Show, from the entries below, every line in which "value" appears.

[Collected data entries]
=-=-=
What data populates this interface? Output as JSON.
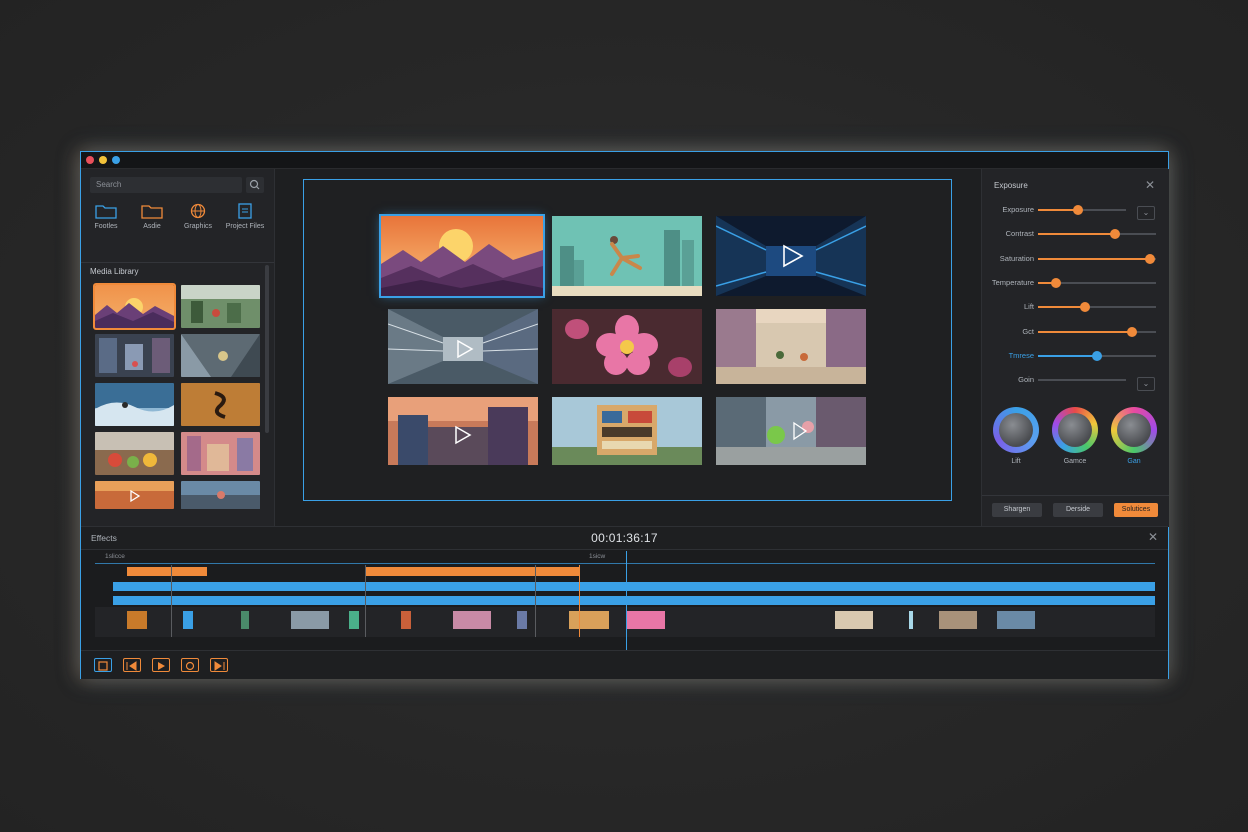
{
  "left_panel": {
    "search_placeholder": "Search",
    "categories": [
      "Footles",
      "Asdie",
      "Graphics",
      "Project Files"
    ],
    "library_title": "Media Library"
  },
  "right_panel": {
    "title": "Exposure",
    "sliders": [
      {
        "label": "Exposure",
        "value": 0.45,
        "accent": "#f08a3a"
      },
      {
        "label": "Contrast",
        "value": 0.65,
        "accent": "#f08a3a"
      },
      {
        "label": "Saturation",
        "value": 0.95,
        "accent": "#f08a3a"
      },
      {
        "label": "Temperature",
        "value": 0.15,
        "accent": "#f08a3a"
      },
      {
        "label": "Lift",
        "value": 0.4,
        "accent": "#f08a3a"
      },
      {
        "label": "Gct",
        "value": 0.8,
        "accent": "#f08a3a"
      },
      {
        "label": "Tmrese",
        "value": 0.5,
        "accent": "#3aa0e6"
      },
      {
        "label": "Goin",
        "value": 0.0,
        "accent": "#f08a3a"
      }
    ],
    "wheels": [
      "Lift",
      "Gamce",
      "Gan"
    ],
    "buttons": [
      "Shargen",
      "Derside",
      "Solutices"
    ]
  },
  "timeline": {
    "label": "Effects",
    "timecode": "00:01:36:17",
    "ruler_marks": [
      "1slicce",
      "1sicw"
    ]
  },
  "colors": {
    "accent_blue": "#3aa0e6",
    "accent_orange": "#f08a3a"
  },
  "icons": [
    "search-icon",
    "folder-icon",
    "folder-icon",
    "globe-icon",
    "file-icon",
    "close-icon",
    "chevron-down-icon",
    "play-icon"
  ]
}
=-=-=
▶ **Response**
        "value": 0.45,
        "value": 0.65,
        "value": 0.95,
        "value": 0.15,
        "value": 0.4,
        "value": 0.8,
        "value": 0.5,
        "value": 0.0,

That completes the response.